Several EU finance ministers faced questions by a Parliamentary inquiry committee set up to investigate the revelations of the so-called Panama Papers – a trove of 11.5 million leaked documents from the world's fourth biggest offshore law firm. Politicians and public figures were among those named. The finance ministers discussed the problems in their countries and what's being done about them.
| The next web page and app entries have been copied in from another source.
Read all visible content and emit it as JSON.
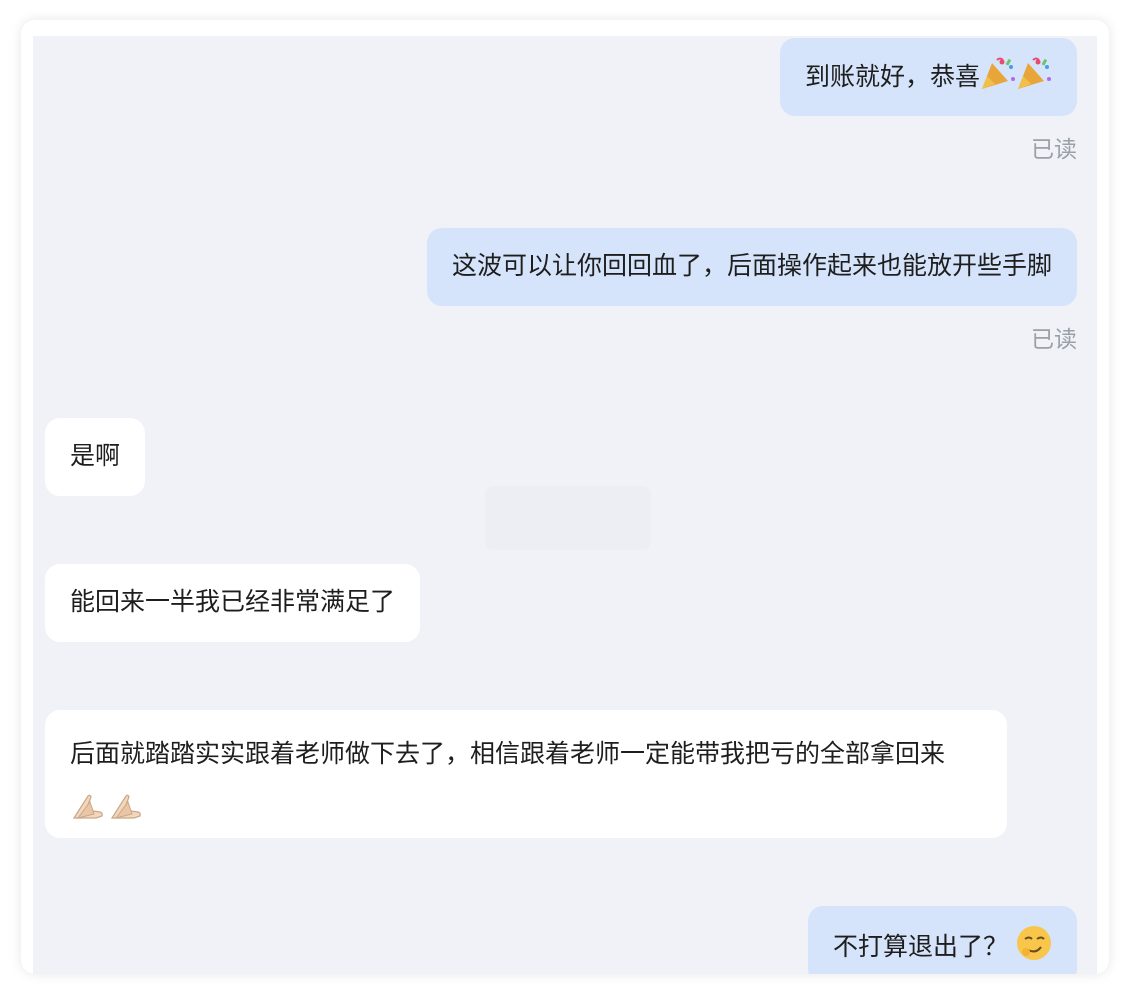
{
  "messages": [
    {
      "direction": "outgoing",
      "text": "到账就好，恭喜",
      "emoji": [
        "party-popper",
        "party-popper"
      ],
      "status": "已读"
    },
    {
      "direction": "outgoing",
      "text": "这波可以让你回回血了，后面操作起来也能放开些手脚",
      "status": "已读"
    },
    {
      "direction": "incoming",
      "text": "是啊"
    },
    {
      "direction": "incoming",
      "text": "能回来一半我已经非常满足了"
    },
    {
      "direction": "incoming",
      "text": "后面就踏踏实实跟着老师做下去了，相信跟着老师一定能带我把亏的全部拿回来",
      "emoji": [
        "folded-hands",
        "folded-hands"
      ]
    },
    {
      "direction": "outgoing",
      "text": "不打算退出了？",
      "emoji": [
        "smirking-face"
      ]
    }
  ],
  "colors": {
    "outgoing_bubble": "#d5e4fb",
    "incoming_bubble": "#ffffff",
    "chat_background": "#f0f2f7",
    "read_status": "#9aa0a8"
  }
}
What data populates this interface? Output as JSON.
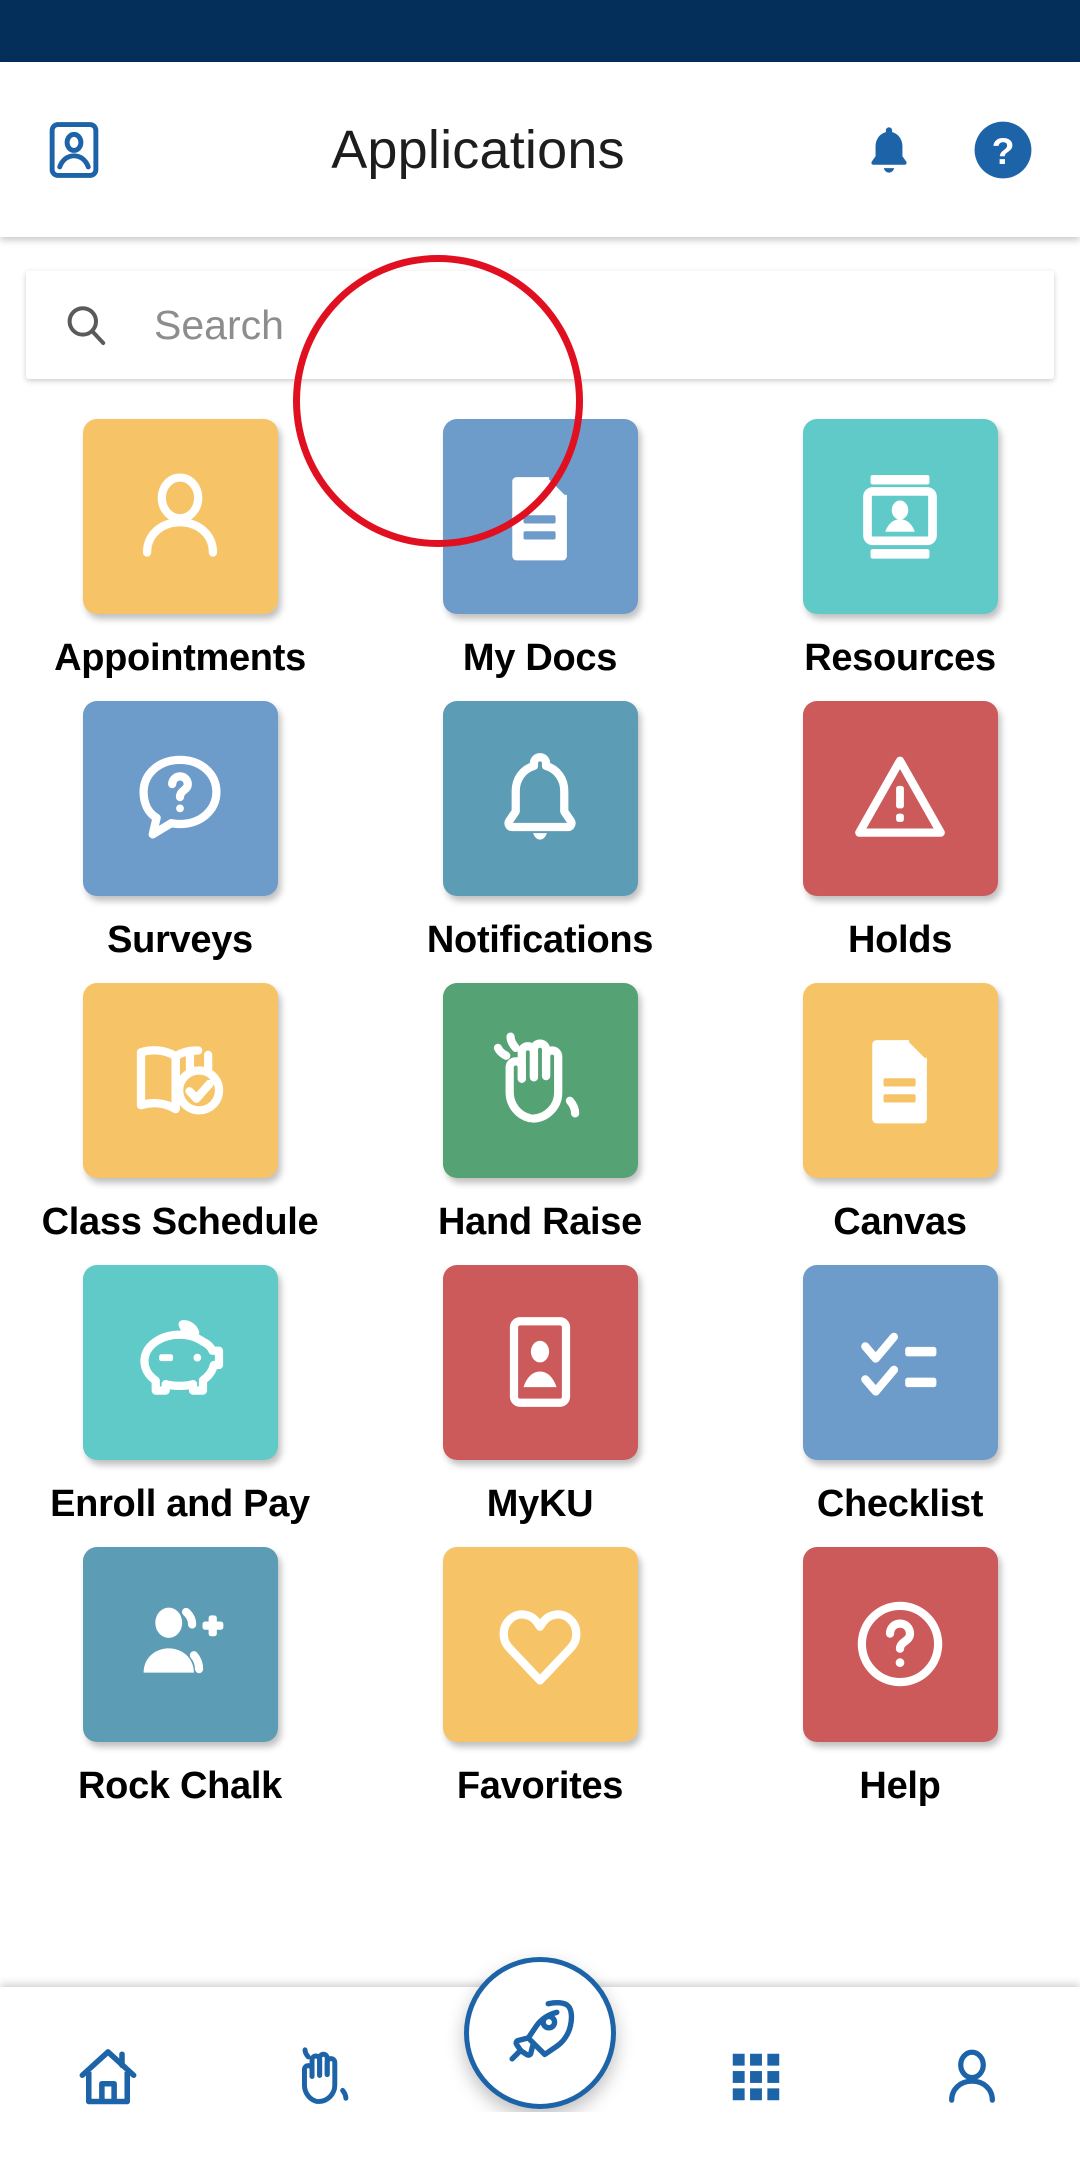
{
  "window": {
    "status_bar_color": "#042f5b",
    "background_color": "#ffffff"
  },
  "header": {
    "title": "Applications",
    "left_icon": "id-card-icon",
    "notification_icon": "bell-icon",
    "help_icon": "help-circle-icon",
    "accent_color": "#1d63a8"
  },
  "search": {
    "placeholder": "Search",
    "value": "",
    "icon": "search-icon"
  },
  "apps": [
    {
      "label": "Appointments",
      "icon": "person-icon",
      "color": "#f6c467"
    },
    {
      "label": "My Docs",
      "icon": "document-icon",
      "color": "#6d9bca"
    },
    {
      "label": "Resources",
      "icon": "id-badge-icon",
      "color": "#5fcac8"
    },
    {
      "label": "Surveys",
      "icon": "question-bubble-icon",
      "color": "#6d9bca"
    },
    {
      "label": "Notifications",
      "icon": "bell-icon",
      "color": "#5d9cb5"
    },
    {
      "label": "Holds",
      "icon": "warning-triangle-icon",
      "color": "#cc5a5a"
    },
    {
      "label": "Class Schedule",
      "icon": "book-clock-icon",
      "color": "#f6c467"
    },
    {
      "label": "Hand Raise",
      "icon": "waving-hand-icon",
      "color": "#55a274"
    },
    {
      "label": "Canvas",
      "icon": "document-icon",
      "color": "#f6c467"
    },
    {
      "label": "Enroll and Pay",
      "icon": "piggy-bank-icon",
      "color": "#5fcac8"
    },
    {
      "label": "MyKU",
      "icon": "id-card-icon",
      "color": "#cc5a5a"
    },
    {
      "label": "Checklist",
      "icon": "checklist-icon",
      "color": "#6d9bca"
    },
    {
      "label": "Rock Chalk",
      "icon": "person-add-icon",
      "color": "#5d9cb5"
    },
    {
      "label": "Favorites",
      "icon": "heart-icon",
      "color": "#f6c467"
    },
    {
      "label": "Help",
      "icon": "question-circle-icon",
      "color": "#cc5a5a"
    }
  ],
  "annotation": {
    "target": "My Docs",
    "shape": "circle",
    "color": "#e01020"
  },
  "bottom_nav": {
    "items": [
      {
        "icon": "home-icon",
        "name": "nav-home"
      },
      {
        "icon": "waving-hand-icon",
        "name": "nav-hand-raise"
      },
      {
        "icon": "rocket-icon",
        "name": "nav-launch"
      },
      {
        "icon": "grid-apps-icon",
        "name": "nav-apps"
      },
      {
        "icon": "person-icon",
        "name": "nav-profile"
      }
    ],
    "accent_color": "#1d63a8"
  }
}
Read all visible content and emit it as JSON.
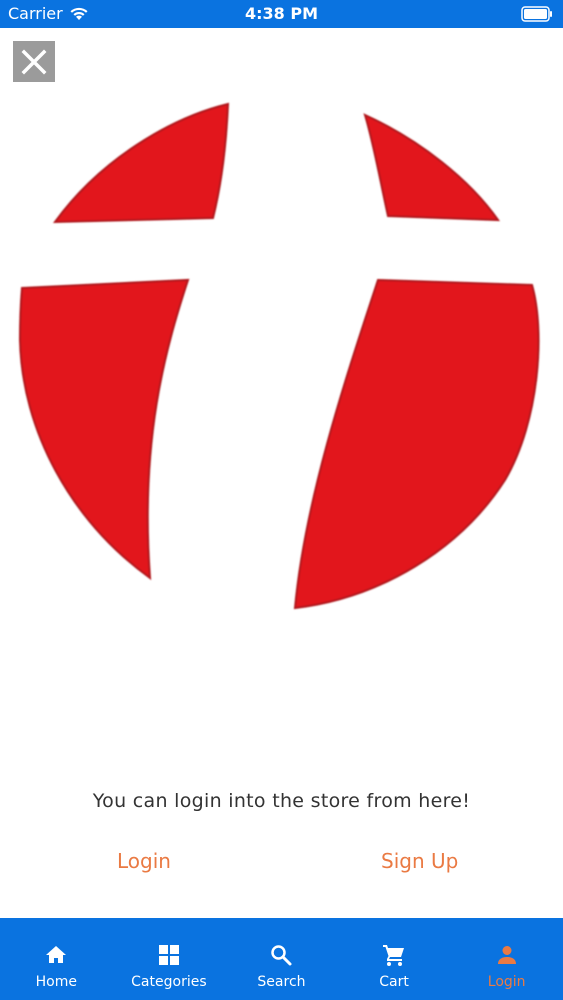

We cannot allow criminal activities to be left unpunished. A number of inquiries have been initiated arising from Panama Papers data. Panama Papers: the biggest leak to date. More than 11 million files from an offshore law firm were made public. The finance ministers of Germany, Ireland, Italy and the Netherlands faced questions from MEPs from the Parliament's inquiry committee, set up to investigate revelations from the leaks. To be quite frank, for too long the Netherlands has been part of this problem. And over the past few years, we have been part of a process taking important steps to fight tax fraud, tax evasion, tax avoidance and money laundering. Around one trillion euros in yearly tax revenue is lost to tax evasion and fraud within the EU alone — money that could've been used to fund education, health and other public services. Another part of the problem? Lawyers, bankers, accountants and others involved in setting up offshore schemes. Intermediaries play an essential role in setting up schemes in avoiding and evading tax. We are convinced we must require disclosure by intermediaries. Bottom line is: there's still not enough transparency. We've set up a transparency register to list the companies involved and we've tightened the sanctions for money laundering. While the leaks have prompted some changes, many questions remain unanswered. The committee report points out that what is known so far may just be the tip of the iceberg.